Thankfully, Virginia has so far managed to avoid the oppressive heat dome that sits over much of the United States. But even if the temps do soar above the 90-degree mark, it probably wouldn’t deter many Virginians from celebrating our Independence Day. It’s what we do — and studies show we do it with more pride than any other state in the union. Continue reading

School Boards, Model Policies and Parental Rights in the Raising of Children

by James C. Sherlock

The Virginia Beach School Board will vote tomorrow.

The announced subject will be transgender rights in schools.

It is couched by The Virginian-Pilot as the school board defending transgender students against “unnecessarily cruel policies.  As opposed, one supposes, to necessarily cruel policies.

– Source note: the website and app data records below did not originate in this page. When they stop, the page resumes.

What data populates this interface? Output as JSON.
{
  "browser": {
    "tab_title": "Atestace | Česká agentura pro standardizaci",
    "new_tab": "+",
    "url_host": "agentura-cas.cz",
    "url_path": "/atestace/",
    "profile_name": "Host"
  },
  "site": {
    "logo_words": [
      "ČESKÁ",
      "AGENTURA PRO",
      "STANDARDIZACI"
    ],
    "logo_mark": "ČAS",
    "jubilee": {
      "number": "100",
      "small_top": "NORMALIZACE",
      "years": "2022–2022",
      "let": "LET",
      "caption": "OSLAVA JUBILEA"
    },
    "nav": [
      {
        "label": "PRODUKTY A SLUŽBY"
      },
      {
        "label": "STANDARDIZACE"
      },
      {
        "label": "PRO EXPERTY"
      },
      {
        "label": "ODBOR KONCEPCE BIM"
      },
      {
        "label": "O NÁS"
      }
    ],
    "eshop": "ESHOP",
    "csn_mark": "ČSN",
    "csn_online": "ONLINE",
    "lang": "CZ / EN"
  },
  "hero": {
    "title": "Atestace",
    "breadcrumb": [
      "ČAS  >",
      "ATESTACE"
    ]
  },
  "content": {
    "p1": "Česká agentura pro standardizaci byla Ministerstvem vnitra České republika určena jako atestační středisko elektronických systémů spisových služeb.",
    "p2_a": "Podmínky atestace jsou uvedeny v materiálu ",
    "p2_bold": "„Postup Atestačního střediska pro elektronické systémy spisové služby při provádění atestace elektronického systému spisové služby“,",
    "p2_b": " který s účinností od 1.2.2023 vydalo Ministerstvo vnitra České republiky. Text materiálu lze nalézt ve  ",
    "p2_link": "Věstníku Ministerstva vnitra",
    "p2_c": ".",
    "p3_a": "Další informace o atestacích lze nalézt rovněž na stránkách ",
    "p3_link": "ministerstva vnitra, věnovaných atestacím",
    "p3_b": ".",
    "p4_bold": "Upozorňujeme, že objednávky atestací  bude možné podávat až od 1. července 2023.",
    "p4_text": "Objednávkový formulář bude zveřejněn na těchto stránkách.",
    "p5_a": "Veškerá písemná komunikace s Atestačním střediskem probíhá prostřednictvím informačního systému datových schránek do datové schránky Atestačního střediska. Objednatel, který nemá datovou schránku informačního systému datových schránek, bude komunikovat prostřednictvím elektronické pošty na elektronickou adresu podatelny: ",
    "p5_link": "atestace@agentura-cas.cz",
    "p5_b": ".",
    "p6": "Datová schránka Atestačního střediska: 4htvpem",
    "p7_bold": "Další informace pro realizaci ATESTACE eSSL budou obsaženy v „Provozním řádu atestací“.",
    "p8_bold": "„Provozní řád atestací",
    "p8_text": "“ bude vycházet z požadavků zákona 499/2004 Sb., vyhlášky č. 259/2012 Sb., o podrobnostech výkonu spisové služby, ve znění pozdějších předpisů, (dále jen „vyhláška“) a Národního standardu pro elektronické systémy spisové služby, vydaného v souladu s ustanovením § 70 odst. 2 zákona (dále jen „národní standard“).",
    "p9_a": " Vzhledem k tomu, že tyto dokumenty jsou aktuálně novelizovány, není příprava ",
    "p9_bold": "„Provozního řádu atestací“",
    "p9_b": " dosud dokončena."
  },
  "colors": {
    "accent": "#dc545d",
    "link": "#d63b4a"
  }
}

The local paper refers, of course, to the Youngkin administration’s “Model Policies” on the subject. Which, like their predecessors from the Northam administration, are not mandatory, so need not be debated at all.

The School Board debate is at its core constitutional.

You will note that the Youngkin Model Policies linked its constitutional interpretations to court decisions. The Northam version did not. Northam’s just asserted what the constitution meant. Must have been an oversight.

My take:

  • Families are responsible for shaping the values, beliefs, and personalities of children;
  • Government is required to protect children from abuse and neglect. But government schools are not allowed to substitute their judgements on values and beliefs for those of the families;
  • They are most certainly not permitted to define parental moral or political disagreements with school personnel as emotional abuse at home. Or as harassment of government schools or teachers;
  • And government schools, absent evidence of abuse or neglect, must never be allowed to substitute their own moral judgments for those of parents.

But that’s just me. Not a lawyer. Continue reading

Reagan Republican AG Miyares Put on Russia’s List of ‘Banned Americans’

by Shaun Kenney

Virginia Attorney General Jason Miyares was included in an elite list of American leaders and political figures as being sanctioned by Russian President Vladimir Putin, according to a press release from the Russian Foreign Ministry.

Miyares, who had recently completed visits to Poland and Israel, is the sole Virginia statewide political figure targeted by the Russian government, outpacing both Sen. Tim Kaine (D-Virginia) and Sen. Mark Warner (D-Virginia), who serves on the Senate Select Committee on Intelligence.
Continue reading